»»

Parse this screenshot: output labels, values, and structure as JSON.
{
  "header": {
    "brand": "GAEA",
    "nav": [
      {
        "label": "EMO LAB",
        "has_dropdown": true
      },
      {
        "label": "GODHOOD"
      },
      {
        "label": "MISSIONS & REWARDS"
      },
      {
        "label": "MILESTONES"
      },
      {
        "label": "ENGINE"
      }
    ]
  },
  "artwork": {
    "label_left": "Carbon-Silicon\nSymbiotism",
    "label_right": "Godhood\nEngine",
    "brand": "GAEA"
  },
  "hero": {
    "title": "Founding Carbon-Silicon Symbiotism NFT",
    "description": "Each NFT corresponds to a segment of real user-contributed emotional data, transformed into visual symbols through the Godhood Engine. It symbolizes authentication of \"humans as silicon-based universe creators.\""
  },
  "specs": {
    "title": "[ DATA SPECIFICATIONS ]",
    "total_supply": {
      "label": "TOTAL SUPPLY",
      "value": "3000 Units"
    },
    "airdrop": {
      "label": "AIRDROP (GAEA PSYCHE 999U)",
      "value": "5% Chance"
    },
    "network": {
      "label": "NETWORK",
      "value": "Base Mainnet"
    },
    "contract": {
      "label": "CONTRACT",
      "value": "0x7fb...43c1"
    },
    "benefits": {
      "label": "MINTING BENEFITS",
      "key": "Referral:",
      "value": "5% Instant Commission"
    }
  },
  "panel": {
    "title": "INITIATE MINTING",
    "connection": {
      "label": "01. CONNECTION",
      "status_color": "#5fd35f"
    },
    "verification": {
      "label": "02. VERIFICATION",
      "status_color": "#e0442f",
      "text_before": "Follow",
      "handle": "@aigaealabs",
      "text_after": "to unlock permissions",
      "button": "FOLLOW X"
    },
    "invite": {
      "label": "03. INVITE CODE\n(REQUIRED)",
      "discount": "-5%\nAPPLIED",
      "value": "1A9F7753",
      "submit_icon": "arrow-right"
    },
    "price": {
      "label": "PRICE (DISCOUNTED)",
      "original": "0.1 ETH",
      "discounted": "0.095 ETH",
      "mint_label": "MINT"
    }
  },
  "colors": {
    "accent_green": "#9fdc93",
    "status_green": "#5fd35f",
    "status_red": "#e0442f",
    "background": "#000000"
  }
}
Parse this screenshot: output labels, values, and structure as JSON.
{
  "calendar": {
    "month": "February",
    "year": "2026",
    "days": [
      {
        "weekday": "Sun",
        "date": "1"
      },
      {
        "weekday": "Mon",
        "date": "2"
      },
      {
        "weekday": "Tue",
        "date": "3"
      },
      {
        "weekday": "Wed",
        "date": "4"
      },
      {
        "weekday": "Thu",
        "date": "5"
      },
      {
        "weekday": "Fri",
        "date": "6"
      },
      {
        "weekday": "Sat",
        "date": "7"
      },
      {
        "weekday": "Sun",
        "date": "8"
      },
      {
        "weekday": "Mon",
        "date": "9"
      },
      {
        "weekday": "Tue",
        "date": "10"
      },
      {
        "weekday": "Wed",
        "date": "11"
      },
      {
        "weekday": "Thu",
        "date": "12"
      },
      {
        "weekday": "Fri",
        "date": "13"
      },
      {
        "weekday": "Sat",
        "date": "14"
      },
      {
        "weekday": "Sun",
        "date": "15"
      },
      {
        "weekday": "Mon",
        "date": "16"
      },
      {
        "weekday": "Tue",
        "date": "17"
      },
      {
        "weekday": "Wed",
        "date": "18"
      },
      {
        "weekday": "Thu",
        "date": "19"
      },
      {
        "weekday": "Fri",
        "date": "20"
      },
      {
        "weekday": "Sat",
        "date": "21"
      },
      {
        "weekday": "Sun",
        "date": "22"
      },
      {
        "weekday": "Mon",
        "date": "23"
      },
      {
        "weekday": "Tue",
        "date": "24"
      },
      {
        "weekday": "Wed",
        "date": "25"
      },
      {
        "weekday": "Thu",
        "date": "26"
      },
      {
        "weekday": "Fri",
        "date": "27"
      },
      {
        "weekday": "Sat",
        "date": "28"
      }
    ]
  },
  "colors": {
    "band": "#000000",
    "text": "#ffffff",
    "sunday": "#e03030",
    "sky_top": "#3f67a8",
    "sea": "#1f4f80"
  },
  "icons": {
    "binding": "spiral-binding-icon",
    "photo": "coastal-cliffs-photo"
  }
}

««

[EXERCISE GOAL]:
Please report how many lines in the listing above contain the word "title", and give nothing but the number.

[RESPONSE BOX]:
3